Made according to the strict specifications laid down by the cured pork salami's own Consorzio di Tutela consortium - which only allows pork from pigs farmed in the Piedmont, Lombardy, Emilia-Romagna and Veneto regions - PGI Salame Cremona derives from fresh, selected cuts of meat that are seasoned with salt and crushed garlic, and stuffed inside a pig, cow, sheep or horse intestine casing.
Although there is no exact date it can be traced back to, one thing’s for sure: salami making in this area has long been tied to the presence of pig farms, so much so that many documents from the 13th century underline the key role that this animal played in the rural economy of that period.
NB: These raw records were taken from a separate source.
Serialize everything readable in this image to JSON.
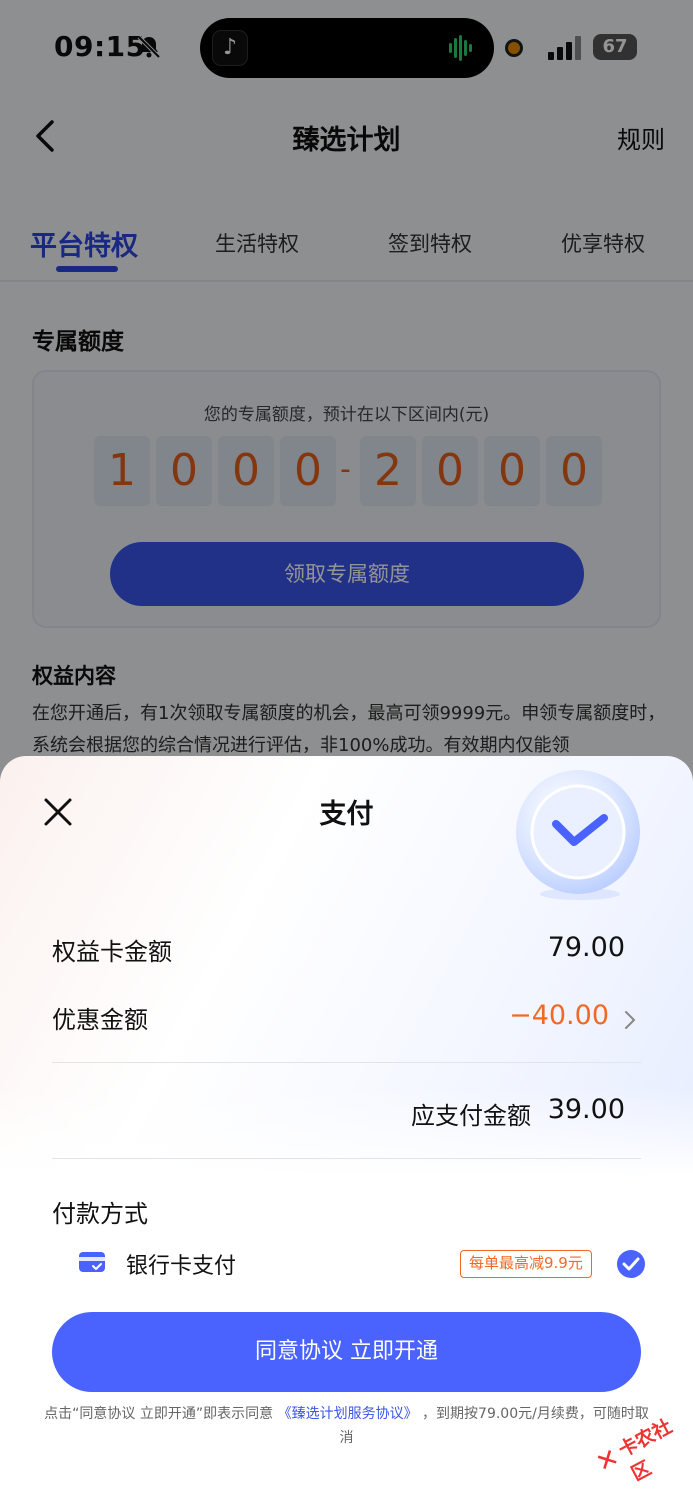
{
  "status_bar": {
    "time": "09:15",
    "battery": "67"
  },
  "nav": {
    "title": "臻选计划",
    "rule_link": "规则"
  },
  "tabs": [
    {
      "label": "平台特权",
      "active": true
    },
    {
      "label": "生活特权",
      "active": false
    },
    {
      "label": "签到特权",
      "active": false
    },
    {
      "label": "优享特权",
      "active": false
    }
  ],
  "quota": {
    "section_title": "专属额度",
    "caption": "您的专属额度，预计在以下区间内(元)",
    "digits_low": [
      "1",
      "0",
      "0",
      "0"
    ],
    "separator": "-",
    "digits_high": [
      "2",
      "0",
      "0",
      "0"
    ],
    "button_label": "领取专属额度"
  },
  "benefits": {
    "title": "权益内容",
    "text": "在您开通后，有1次领取专属额度的机会，最高可领9999元。申领专属额度时，系统会根据您的综合情况进行评估，非100%成功。有效期内仅能领"
  },
  "payment_sheet": {
    "title": "支付",
    "card_amount_label": "权益卡金额",
    "card_amount_value": "79.00",
    "discount_label": "优惠金额",
    "discount_value": "−40.00",
    "due_label": "应支付金额",
    "due_value": "39.00",
    "pay_method_title": "付款方式",
    "pay_method_name": "银行卡支付",
    "promo_tag": "每单最高减9.9元",
    "cta_label": "同意协议 立即开通",
    "agreement_prefix": "点击“同意协议 立即开通”即表示同意",
    "agreement_link": "《臻选计划服务协议》",
    "agreement_suffix": "，到期按79.00元/月续费，可随时取消"
  },
  "watermark": {
    "text": "卡农社区"
  },
  "colors": {
    "accent": "#4a63ff",
    "tab_active": "#2b48e0",
    "discount": "#f06a26"
  }
}
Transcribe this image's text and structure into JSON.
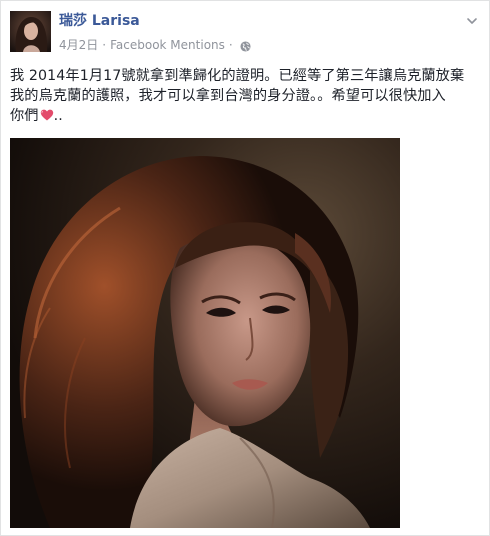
{
  "post": {
    "author_name": "瑞莎 Larisa",
    "date": "4月2日",
    "separator": "·",
    "via": "Facebook Mentions",
    "privacy_icon": "globe-icon",
    "menu_icon": "chevron-down-icon",
    "text_lines": [
      "我 2014年1月17號就拿到準歸化的證明。已經等了第三年讓烏克蘭放棄",
      "我的烏克蘭的護照，我才可以拿到台灣的身分證。。希望可以很快加入",
      "你們"
    ],
    "text_suffix": "..",
    "emoji": "heart-icon",
    "colors": {
      "author_link": "#3b5998",
      "meta_gray": "#90949c",
      "body_text": "#1d2129",
      "heart": "#e34b6b"
    }
  }
}
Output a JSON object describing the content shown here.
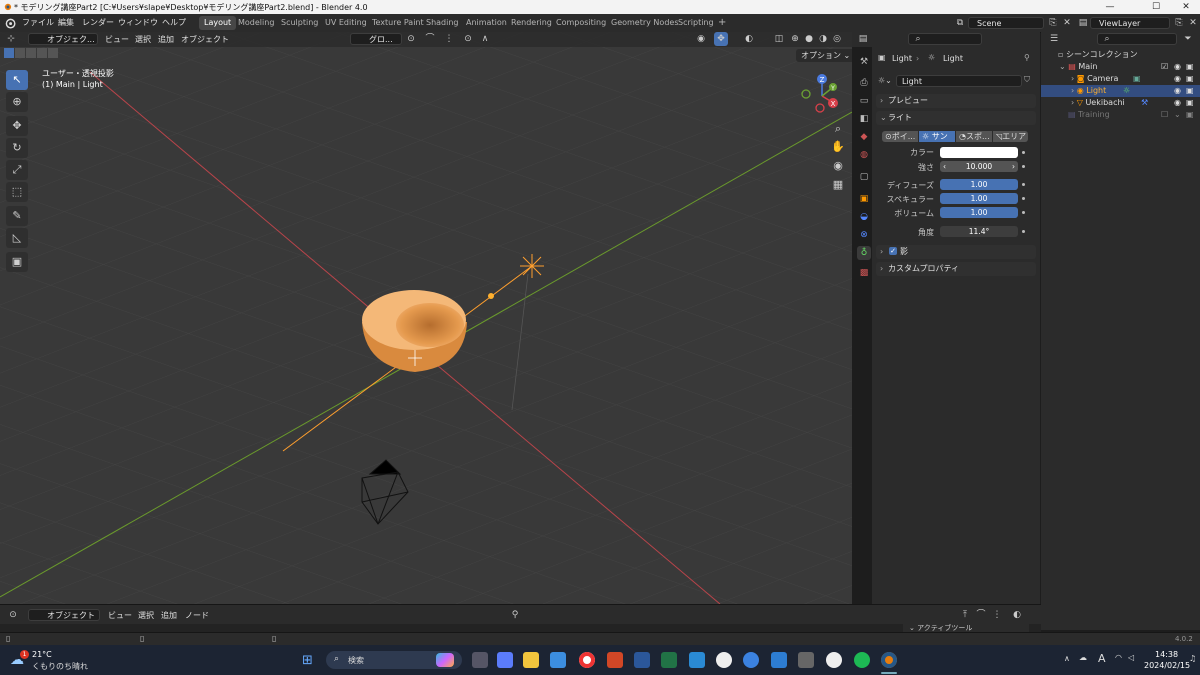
{
  "window": {
    "title": "* モデリング講座Part2 [C:¥Users¥slape¥Desktop¥モデリング講座Part2.blend] - Blender 4.0",
    "minimize": "—",
    "maximize": "☐",
    "close": "✕"
  },
  "menus": [
    "ファイル",
    "編集",
    "レンダー",
    "ウィンドウ",
    "ヘルプ"
  ],
  "workspaces": [
    "Layout",
    "Modeling",
    "Sculpting",
    "UV Editing",
    "Texture Paint",
    "Shading",
    "Animation",
    "Rendering",
    "Compositing",
    "Geometry Nodes",
    "Scripting"
  ],
  "workspace_add": "+",
  "scene": {
    "name": "Scene",
    "view_layer": "ViewLayer"
  },
  "viewport": {
    "mode": "オブジェク...",
    "menus": [
      "ビュー",
      "選択",
      "追加",
      "オブジェクト"
    ],
    "orientation": "グロ...",
    "options": "オプション",
    "view_name": "ユーザー・透視投影",
    "context": "(1) Main | Light",
    "gizmo_labels": [
      "Z",
      "X",
      "Y"
    ]
  },
  "properties": {
    "breadcrumb": [
      "Light",
      "Light"
    ],
    "datablock": "Light",
    "panels": {
      "preview": "プレビュー",
      "light": "ライト",
      "shadow": "影",
      "custom": "カスタムプロパティ"
    },
    "light_types": [
      "ポイ...",
      "サン",
      "スポ...",
      "エリア"
    ],
    "active_type": "サン",
    "color_label": "カラー",
    "strength_label": "強さ",
    "strength": "10.000",
    "diffuse_label": "ディフューズ",
    "diffuse": "1.00",
    "specular_label": "スペキュラー",
    "specular": "1.00",
    "volume_label": "ボリューム",
    "volume": "1.00",
    "angle_label": "角度",
    "angle": "11.4°"
  },
  "outliner": {
    "root": "シーンコレクション",
    "items": [
      {
        "name": "Main"
      },
      {
        "name": "Camera"
      },
      {
        "name": "Light"
      },
      {
        "name": "Uekibachi"
      },
      {
        "name": "Training"
      }
    ]
  },
  "timeline": {
    "menus": [
      "オブジェクト",
      "ビュー",
      "選択",
      "追加",
      "ノード"
    ],
    "active_tool": "アクティブツール"
  },
  "status": {
    "version": "4.0.2"
  },
  "taskbar": {
    "temp": "21°C",
    "weather": "くもりのち晴れ",
    "search": "検索",
    "time": "14:38",
    "date": "2024/02/15",
    "ime": "A",
    "badge": "1"
  },
  "colors": {
    "accent": "#4772b3",
    "orange": "#ff9f2e",
    "red_axis": "#b8444a",
    "green_axis": "#6a9a2c"
  }
}
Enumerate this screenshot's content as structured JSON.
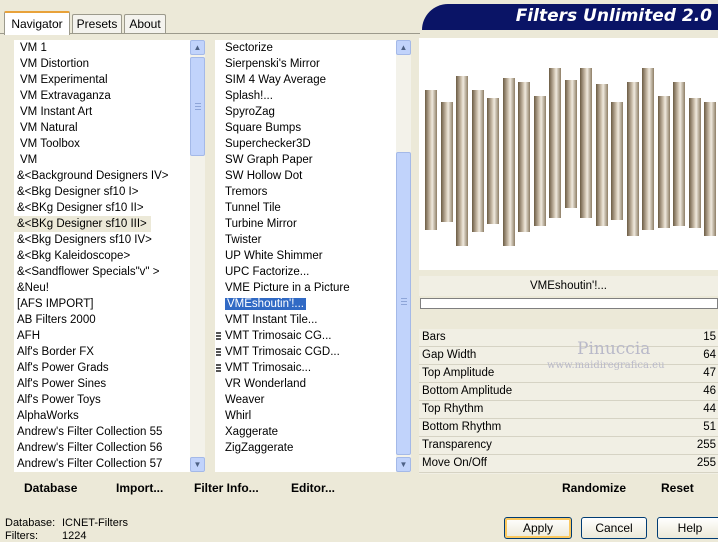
{
  "tabs": [
    {
      "label": "Navigator"
    },
    {
      "label": "Presets"
    },
    {
      "label": "About"
    }
  ],
  "banner": {
    "title": "Filters Unlimited 2.0"
  },
  "categories": [
    "VM 1",
    "VM Distortion",
    "VM Experimental",
    "VM Extravaganza",
    "VM Instant Art",
    "VM Natural",
    "VM Toolbox",
    "VM",
    "&<Background Designers IV>",
    "&<Bkg Designer sf10 I>",
    "&<BKg Designer sf10 II>",
    "&<BKg Designer sf10 III>",
    "&<Bkg Designers sf10 IV>",
    "&<Bkg Kaleidoscope>",
    "&<Sandflower Specials\"v\" >",
    "&Neu!",
    "[AFS IMPORT]",
    "AB Filters 2000",
    "AFH",
    "Alf's Border FX",
    "Alf's Power Grads",
    "Alf's Power Sines",
    "Alf's Power Toys",
    "AlphaWorks",
    "Andrew's Filter Collection 55",
    "Andrew's Filter Collection 56",
    "Andrew's Filter Collection 57"
  ],
  "selected_category": "&<BKg Designer sf10 III>",
  "filters": [
    {
      "name": "Sectorize",
      "mark": false
    },
    {
      "name": "Sierpenski's Mirror",
      "mark": false
    },
    {
      "name": "SIM 4 Way Average",
      "mark": false
    },
    {
      "name": "Splash!...",
      "mark": false
    },
    {
      "name": "SpyroZag",
      "mark": false
    },
    {
      "name": "Square Bumps",
      "mark": false
    },
    {
      "name": "Superchecker3D",
      "mark": false
    },
    {
      "name": "SW Graph Paper",
      "mark": false
    },
    {
      "name": "SW Hollow Dot",
      "mark": false
    },
    {
      "name": "Tremors",
      "mark": false
    },
    {
      "name": "Tunnel Tile",
      "mark": false
    },
    {
      "name": "Turbine Mirror",
      "mark": false
    },
    {
      "name": "Twister",
      "mark": false
    },
    {
      "name": "UP White Shimmer",
      "mark": false
    },
    {
      "name": "UPC Factorize...",
      "mark": false
    },
    {
      "name": "VME Picture in a Picture",
      "mark": false
    },
    {
      "name": "VMEshoutin'!...",
      "mark": false
    },
    {
      "name": "VMT Instant Tile...",
      "mark": false
    },
    {
      "name": "VMT Trimosaic CG...",
      "mark": true
    },
    {
      "name": "VMT Trimosaic CGD...",
      "mark": true
    },
    {
      "name": "VMT Trimosaic...",
      "mark": true
    },
    {
      "name": "VR Wonderland",
      "mark": false
    },
    {
      "name": "Weaver",
      "mark": false
    },
    {
      "name": "Whirl",
      "mark": false
    },
    {
      "name": "Xaggerate",
      "mark": false
    },
    {
      "name": "ZigZaggerate",
      "mark": false
    }
  ],
  "selected_filter": "VMEshoutin'!...",
  "toolbar": {
    "database": "Database",
    "import": "Import...",
    "filter_info": "Filter Info...",
    "editor": "Editor...",
    "randomize": "Randomize",
    "reset": "Reset"
  },
  "preview": {
    "filter_name": "VMEshoutin'!...",
    "progress": 0
  },
  "params": [
    {
      "label": "Bars",
      "value": "15"
    },
    {
      "label": "Gap Width",
      "value": "64"
    },
    {
      "label": "Top Amplitude",
      "value": "47"
    },
    {
      "label": "Bottom Amplitude",
      "value": "46"
    },
    {
      "label": "Top Rhythm",
      "value": "44"
    },
    {
      "label": "Bottom Rhythm",
      "value": "51"
    },
    {
      "label": "Transparency",
      "value": "255"
    },
    {
      "label": "Move On/Off",
      "value": "255"
    }
  ],
  "watermark": {
    "name": "Pinuccia",
    "url": "www.maidiregrafica.eu"
  },
  "status": {
    "database_label": "Database:",
    "database_value": "ICNET-Filters",
    "filters_label": "Filters:",
    "filters_value": "1224"
  },
  "buttons": {
    "apply": "Apply",
    "cancel": "Cancel",
    "help": "Help"
  },
  "colors": {
    "banner": "#0a1466",
    "selection": "#316ac5",
    "face": "#ece9d8"
  }
}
Velvety soft to slice, even despite its long ageing process - which can last from as few as five weeks to over four months -, this cured pork salami boasts a deep-red hue, which gradually fades to white in the fatty parts.
It is the perfect assimilation of all the different agents, which are ground and mixed in together (such as salt, pepper, garlic and possibly still white or red wine, sugar or dextrose/fructose/lactose, ascorbic acid, and sodium or potassium nitrate), that grants Cremona Salame its aromatic, decisive flavour.
According to tradition, this pork salami should be sliced by hand and into fairly thick rounds, perhaps rubbing garlic skin onto the knife blade before slicing. The best way to eat this salami is with bread, but it can also be enjoyed with flavourful fruit such as kiwi, melon and figs.